That sounds very much like what I was hoping for. Looking forward to that.

I don’t see a problem with survival being the ultimate goal. Would just be nice to have something you actually need a mobile laser fortress and a zillion rocket lauchers for. Like e.g. destroying an enemy super base, which has been launching constant attacks against you.

1 Like

I like the detail, but I don’t want to grind for anything. If the characters start with a useful set of skills and some of the npcs have complimentary skills then the game can be about building a functional community. The tedium I keep encountering is when I am expected to execute every step and climb a tech tree first. Limitations and details are great, but shifting lists around is pretty dull.
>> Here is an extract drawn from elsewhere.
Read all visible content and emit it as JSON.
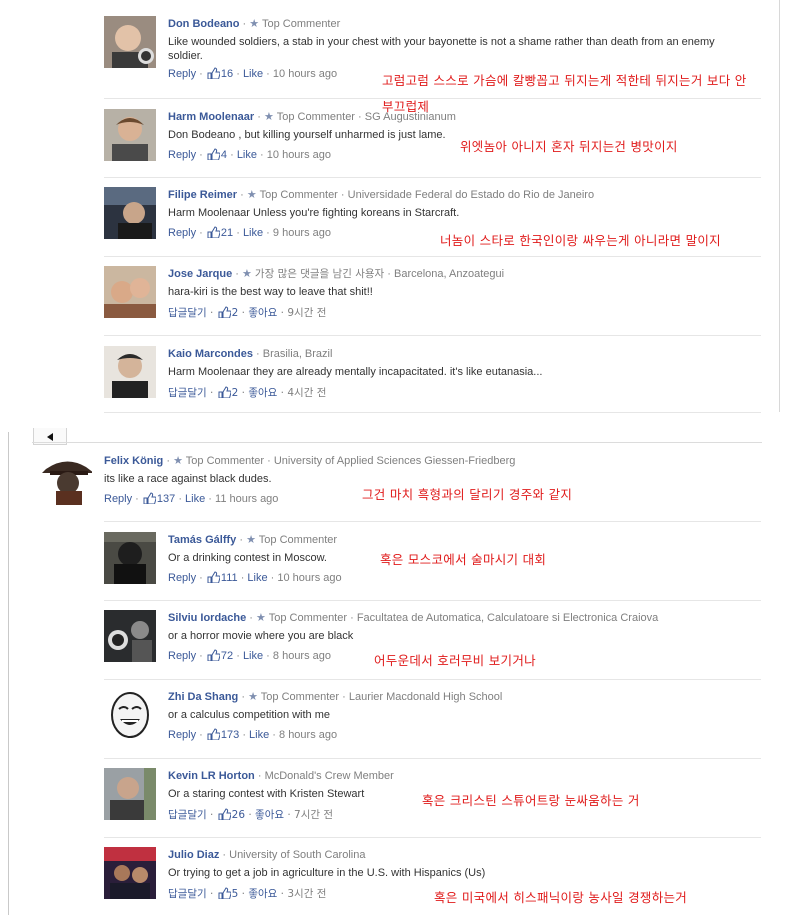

The details are plotlines, but the only interesting parts of the story are the parts where something can actually go wrong. Combat, conversations, crafting at the design level, planning fortifications, etc. Once I define a plan, I don’t want to lay all the bricks. It’s a game. If I need something, great. Hunting for it is fun. Once I find it, dragging it home through safe passages is just busywork.

1 Like

You are not alone. But CDDA exists for players AND developers. Developers have their fun, and players benefit. Mostly. Proficiency and weariness were probably fun for some developers to install. Some coder had a ball generating new steps to making the same vehicle. And there are enough players who enjoy it. Some players love it.

An eternally-alpha game with a team of enthused developers is going to have lots of changes, and there will be changes that will leave some players behind. I am one of those players. Newer releases have not been as much fun for you or me as they have been for other players. That’s the way things worked out.

Part of what is going on here is that earlier releases were, at the time, some of our best-ever gaming experiences. Extraordinary fun. What are the odds that an eternally-alpha game could sustain that experience? Years later I still break out my favorite release. But many players here, who don’t share my history, would be disappointed with my favorite.

Jandof, it’s good that you register your opinion. Thanks for doing that. However, if your preferences generally do resonate with mine, then it would be good to begin looking around at other gaming options. Here, gaming that you and I define as tedium is a significant part of the target gaming experience. Developers like it. Players like it.

Keep checking new CDDA stable releases just in case you find new fun, maybe fun that catches you by surprise.

1 Like